● **TASK GOAL**: Search the data below for the string "value" and copy all lines where it shows up.

● **DATASET**:
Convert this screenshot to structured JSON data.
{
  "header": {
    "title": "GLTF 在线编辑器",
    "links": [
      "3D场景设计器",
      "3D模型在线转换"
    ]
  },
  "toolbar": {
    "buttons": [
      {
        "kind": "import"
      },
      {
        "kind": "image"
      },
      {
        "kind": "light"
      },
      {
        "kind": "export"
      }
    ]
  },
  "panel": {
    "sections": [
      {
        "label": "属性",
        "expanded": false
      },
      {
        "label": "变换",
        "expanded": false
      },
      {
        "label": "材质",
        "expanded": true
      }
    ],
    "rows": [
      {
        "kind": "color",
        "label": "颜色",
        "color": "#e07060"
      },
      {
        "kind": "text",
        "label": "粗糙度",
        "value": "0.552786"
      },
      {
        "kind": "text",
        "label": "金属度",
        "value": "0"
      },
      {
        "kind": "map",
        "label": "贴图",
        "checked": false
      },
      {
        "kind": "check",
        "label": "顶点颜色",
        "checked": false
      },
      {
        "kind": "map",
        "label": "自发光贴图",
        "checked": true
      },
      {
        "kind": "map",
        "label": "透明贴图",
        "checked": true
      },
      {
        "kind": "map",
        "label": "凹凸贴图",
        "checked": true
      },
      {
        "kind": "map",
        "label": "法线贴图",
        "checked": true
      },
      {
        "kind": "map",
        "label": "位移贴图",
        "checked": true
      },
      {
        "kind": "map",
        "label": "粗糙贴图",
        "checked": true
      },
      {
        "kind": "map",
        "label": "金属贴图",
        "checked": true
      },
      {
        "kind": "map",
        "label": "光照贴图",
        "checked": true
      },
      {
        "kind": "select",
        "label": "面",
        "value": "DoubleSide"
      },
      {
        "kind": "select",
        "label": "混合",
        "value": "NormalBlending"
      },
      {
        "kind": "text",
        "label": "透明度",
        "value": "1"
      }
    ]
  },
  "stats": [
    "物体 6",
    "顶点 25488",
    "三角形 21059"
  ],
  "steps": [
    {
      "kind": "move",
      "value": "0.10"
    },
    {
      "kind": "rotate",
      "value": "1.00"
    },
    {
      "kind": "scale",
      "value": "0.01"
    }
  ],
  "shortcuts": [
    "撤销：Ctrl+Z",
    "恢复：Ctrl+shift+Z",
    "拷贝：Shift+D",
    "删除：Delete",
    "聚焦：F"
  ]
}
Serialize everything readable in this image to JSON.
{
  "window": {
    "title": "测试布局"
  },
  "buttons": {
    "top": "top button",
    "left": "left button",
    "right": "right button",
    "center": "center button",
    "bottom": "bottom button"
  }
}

● **ANSWER TO THIS EXERCISE**:
        "value": "0.552786"
        "value": "0"
        "value": "DoubleSide"
        "value": "NormalBlending"
        "value": "1"
      "value": "0.10"
      "value": "1.00"
      "value": "0.01"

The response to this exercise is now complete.